  • J.L. Schafer

    And groupishness.

  • Jim

    I feel some of the discomfort of those above. I wonder whether it would be a helpful distinction to say that there is a difference between personhood and all that entails as something chosen and personhood and all that entails as something imposed.

    e.g. the phrase “It takes a village to raise a child…” sounds very positive on the face of it. How wonderful it would be if we all took a positive interest in all children, to recognize at that level that the well-being of children (ours and others) is a communal interest. However, it takes on a different tone when someone suggests that children ought not to be entrusted to their parents but ought to belong to the communal, or the ‘collective.’

  • Andy W.

    One of the best books I’ve read on this concept is “The Anotomy of Peace”. It’s put out by The Arbinger Group, which is a business/family/conflict consulting firm. No other book has influenced my personal faith more in the last 10 years. In fact, I think it’s time to read it again!

  • I agree with Andy W.: “The Anatomy of Peace” is a must-read. Also: Martin Buber’s “I and Thou” touches on the theme of this post.

  • Joel Schwartz

    Karol Wojtyla (Pope John Paul II) addresses a lot of these issues with his personalism while also making a point to safeguard against a reactionary swing to collectivism. The collection of his essays “Person and Community” is a great place to start looking at his personalism.

  • J.L. Schafer

    I’m amazed at the breadth of resources known to this online community. Thanks for the wonderful reading suggestions.

  • Marshall

    Are you defining “person” as “something (-body) you can have a relationship with? and is that necessarily an “individual”? Can I have a relationship with an object (the Bible), a collective (a congregation, a village, a college), or an abstraction (a theology/dogma, God in Three Persons)? I think you’ve got reductionism on one side and a can of worms on the other.

    “Treating objects like people is at least better than treating people like objects.” John D. MacDonald, I believe.

  • Jon G

    I’m loving the comments above. Thank you so much!

    On a slight tangent…I, personally, have noticed that I don’t just turn people from “persons” into “individuals”, but in my many years of time spent studying apologetics I turned God from a person into an individual. As a result, I believed philosophically in God while feeling farther and farther from Him relationally.
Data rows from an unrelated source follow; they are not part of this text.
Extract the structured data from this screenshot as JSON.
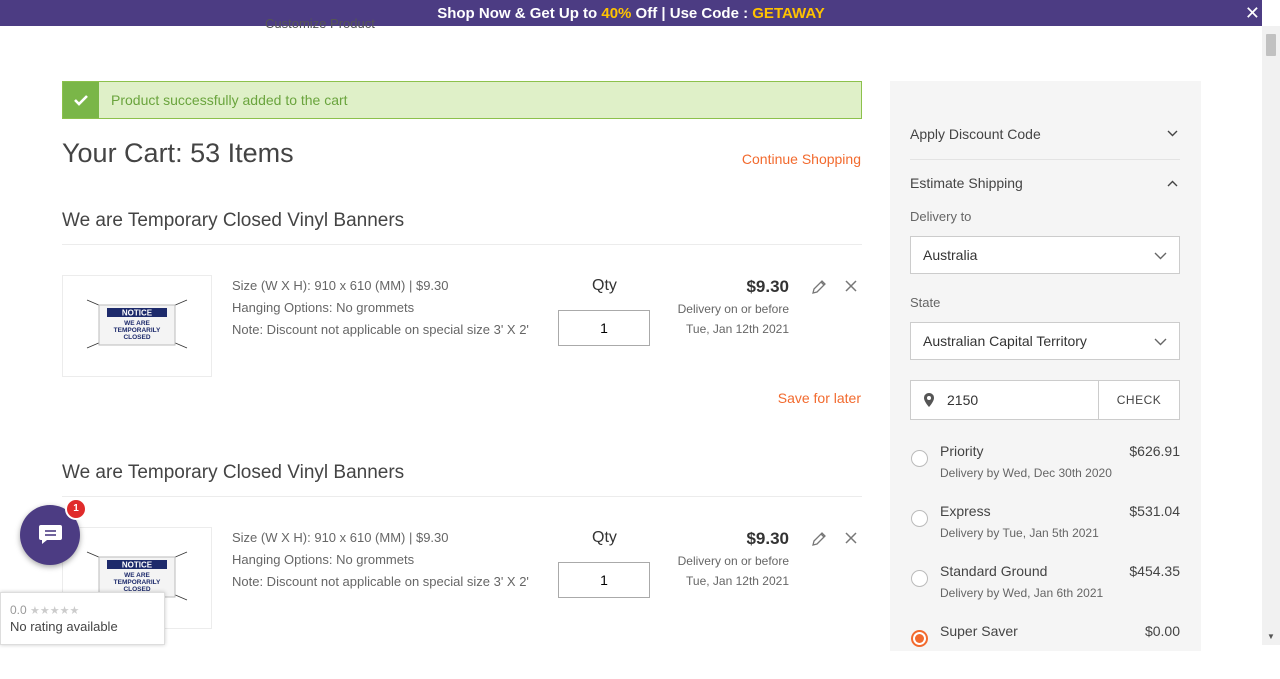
{
  "promo": {
    "text_before": "Shop Now & Get Up to ",
    "discount": "40%",
    "text_after": " Off | Use Code : ",
    "code": "GETAWAY",
    "close_label": "✕"
  },
  "cut_off_text": "Customize Product",
  "alert": {
    "message": "Product successfully added to the cart"
  },
  "cart": {
    "title": "Your Cart: 53 Items",
    "continue_label": "Continue Shopping",
    "items": [
      {
        "title": "We are Temporary Closed Vinyl Banners",
        "banner_notice": "NOTICE",
        "banner_line1": "WE ARE",
        "banner_line2": "TEMPORARILY",
        "banner_line3": "CLOSED",
        "size": "Size (W X H): 910 x 610 (MM) | $9.30",
        "hanging": "Hanging Options: No grommets",
        "note": "Note: Discount not applicable on special size 3' X 2'",
        "qty_label": "Qty",
        "qty": "1",
        "price": "$9.30",
        "delivery_line1": "Delivery on or before",
        "delivery_line2": "Tue, Jan 12th 2021",
        "save_label": "Save for later"
      },
      {
        "title": "We are Temporary Closed Vinyl Banners",
        "banner_notice": "NOTICE",
        "banner_line1": "WE ARE",
        "banner_line2": "TEMPORARILY",
        "banner_line3": "CLOSED",
        "size": "Size (W X H): 910 x 610 (MM) | $9.30",
        "hanging": "Hanging Options: No grommets",
        "note": "Note: Discount not applicable on special size 3' X 2'",
        "qty_label": "Qty",
        "qty": "1",
        "price": "$9.30",
        "delivery_line1": "Delivery on or before",
        "delivery_line2": "Tue, Jan 12th 2021"
      }
    ]
  },
  "sidebar": {
    "discount_label": "Apply Discount Code",
    "shipping_label": "Estimate Shipping",
    "delivery_to_label": "Delivery to",
    "country": "Australia",
    "state_label": "State",
    "state": "Australian Capital Territory",
    "zip": "2150",
    "check_label": "CHECK",
    "options": [
      {
        "name": "Priority",
        "price": "$626.91",
        "date": "Delivery by Wed, Dec 30th 2020",
        "selected": false
      },
      {
        "name": "Express",
        "price": "$531.04",
        "date": "Delivery by Tue, Jan 5th 2021",
        "selected": false
      },
      {
        "name": "Standard Ground",
        "price": "$454.35",
        "date": "Delivery by Wed, Jan 6th 2021",
        "selected": false
      },
      {
        "name": "Super Saver",
        "price": "$0.00",
        "date": "",
        "selected": true
      }
    ]
  },
  "chat": {
    "badge": "1"
  },
  "rating": {
    "score": "0.0",
    "stars": "★★★★★",
    "text": "No rating available"
  },
  "colors": {
    "brand": "#4c3c83",
    "accent": "#f26a2e",
    "promo_highlight": "#ffc300",
    "success": "#7ab648"
  }
}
    I’ve since come to see how damaging that was to my faith and am focusing more now on experiencing God rather than analyzing God.
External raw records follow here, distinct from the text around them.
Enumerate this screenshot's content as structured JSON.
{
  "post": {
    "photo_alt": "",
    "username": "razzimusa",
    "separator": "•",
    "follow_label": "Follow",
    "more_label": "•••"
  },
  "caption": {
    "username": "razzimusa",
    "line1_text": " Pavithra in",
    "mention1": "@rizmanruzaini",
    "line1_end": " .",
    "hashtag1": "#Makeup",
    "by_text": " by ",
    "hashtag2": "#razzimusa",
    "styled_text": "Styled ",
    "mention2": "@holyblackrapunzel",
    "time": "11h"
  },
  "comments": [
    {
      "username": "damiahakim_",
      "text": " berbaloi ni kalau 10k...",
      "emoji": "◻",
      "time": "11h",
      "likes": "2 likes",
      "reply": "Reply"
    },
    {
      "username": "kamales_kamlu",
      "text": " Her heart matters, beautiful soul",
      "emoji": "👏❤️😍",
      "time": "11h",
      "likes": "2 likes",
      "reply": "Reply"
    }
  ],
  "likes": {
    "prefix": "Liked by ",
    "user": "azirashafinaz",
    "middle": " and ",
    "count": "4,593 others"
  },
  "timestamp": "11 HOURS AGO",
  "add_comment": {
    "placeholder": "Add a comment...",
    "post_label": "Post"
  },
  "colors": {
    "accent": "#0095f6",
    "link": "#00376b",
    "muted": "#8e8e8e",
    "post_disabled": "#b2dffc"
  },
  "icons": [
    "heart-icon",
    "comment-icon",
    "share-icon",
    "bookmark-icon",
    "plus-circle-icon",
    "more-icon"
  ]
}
  • J.L. Schafer

    When you imagine God, do you actually think of him as one person or three persons? When I made the conscious effort to think of him trinitarianly, my understanding of scripture (especially John’s gospel) began to change a lot.

  • Jon G

    J.L. Schafer…that actually sounds like good advice. Unfortunately, me and the Doctrine of the Trinity aren’t on the best of terms. 😉

    Maybe I’ll just try giving God a last name…:-)

  • Dana Ames

    I wonder if Root has interacted with Orthodox/Patristic writings. Scot’s summary seems to indicate he might have, as I detect that “aroma”.

    I remember the late Richard Twiss, may his memory be eternal, saying, “God is one *because* God is three!” This also approaches the O. understanding.

    A very good book along the lines of Root’s discussion is “The Freedom of Morality” by Christos Yannaras. It’s a thick read, but well worth it.


  • Dana, I continue to be amazed at the breadth of Richard’s sphere of influence. I was blessed to be seen and known as a person by him and his family. I have been steeping myself in Dr. C. Baxter Kruger’s works at of late. It is worthwhile to know Father and Son and Spirit as the three whose interrelationship of cHesed makes them One. It is the way by which Jesus prays that we may experience this same oneness — with them and with all those who find their lives in them through Jesus. May that reality become more common…. Be blessed.

  • Mark E. Smith

    If it helps to create a false dichotomy, than go ahead. But it’s not helpful.